Waiting for someone else to die so your spouse can live is an awful position. But that's exactly what we were doing, hoping to take advantage of someone else's misfortune. Looking back, it's clear the transplant system in this country is an abject disaster.
I recently sat down with Briana for an in-depth interview, a plan we masterfully crafted through Twitter. We Skyped, as Briana was still in the hospital with a weak immune system--one week prior, on March 17th, she had had her second bone marrow transplant.
Asterisks aside, no one on my medical team seems disappointed by the PET results. In the eyes of many, I am in remission. I will learn to accept this as good news. I'll continue to believe that I'm on the cusp of complete remission.
His saga began innocently enough two years ago when his parents, Kristina and Andrew, noticed a few red flags. Rylan was having a hard time keeping up with his baseball teammates. He didn't seem to be growing much, either.
Our float's central image, two intertwined hearts, will stand above us: a beacon of what is good and hopeful about humanity. We begin again, as we must, standing strong against pain, loss and resignation.
One morning, two of my doctors had just finished evaluating me. They had left the room and routinely sat down at their computer stations to type their medical notes. I could easily hear their conversation. I heard one doctor say to the other, "Oh well, he brought it upon himself."
Neil Millman wanted to give me some pointers about what was ahead of me. As I walked into his hospice room, I knew it could just as easily have been my room. The cancer that is attacking his body is the result of taking drugs for years that kept his transplanted kidney alive.
Why -- when we are faced with the possibility of losing our life or the life of a loved one -- do we also have to fight with an insurance company which is there to take care of our medical needs in the first place?

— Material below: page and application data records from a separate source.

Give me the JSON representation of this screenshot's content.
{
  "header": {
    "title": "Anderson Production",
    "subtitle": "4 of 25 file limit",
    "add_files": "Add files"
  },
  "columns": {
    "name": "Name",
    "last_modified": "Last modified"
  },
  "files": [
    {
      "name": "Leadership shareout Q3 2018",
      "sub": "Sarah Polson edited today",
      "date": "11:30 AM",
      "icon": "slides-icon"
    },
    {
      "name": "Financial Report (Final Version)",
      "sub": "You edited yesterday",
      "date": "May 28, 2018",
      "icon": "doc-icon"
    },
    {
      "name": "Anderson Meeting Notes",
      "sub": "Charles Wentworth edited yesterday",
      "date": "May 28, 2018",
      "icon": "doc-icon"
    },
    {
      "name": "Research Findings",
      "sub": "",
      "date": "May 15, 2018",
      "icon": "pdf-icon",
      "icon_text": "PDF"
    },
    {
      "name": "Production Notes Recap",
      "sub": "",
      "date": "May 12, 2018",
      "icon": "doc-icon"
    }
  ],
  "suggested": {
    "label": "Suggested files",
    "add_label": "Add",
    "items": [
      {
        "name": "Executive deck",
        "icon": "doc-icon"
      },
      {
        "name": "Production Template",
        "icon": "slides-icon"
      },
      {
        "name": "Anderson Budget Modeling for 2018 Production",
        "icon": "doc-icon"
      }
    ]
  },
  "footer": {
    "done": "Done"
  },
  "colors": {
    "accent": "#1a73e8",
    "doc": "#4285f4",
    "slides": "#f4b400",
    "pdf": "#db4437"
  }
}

Late last night, Senate Republicans derailed a bill, passed the day before by the House, to loan $15 billion to the Detroit Three, with 10 Republicans joining 40 Democrats and two Independents in favor.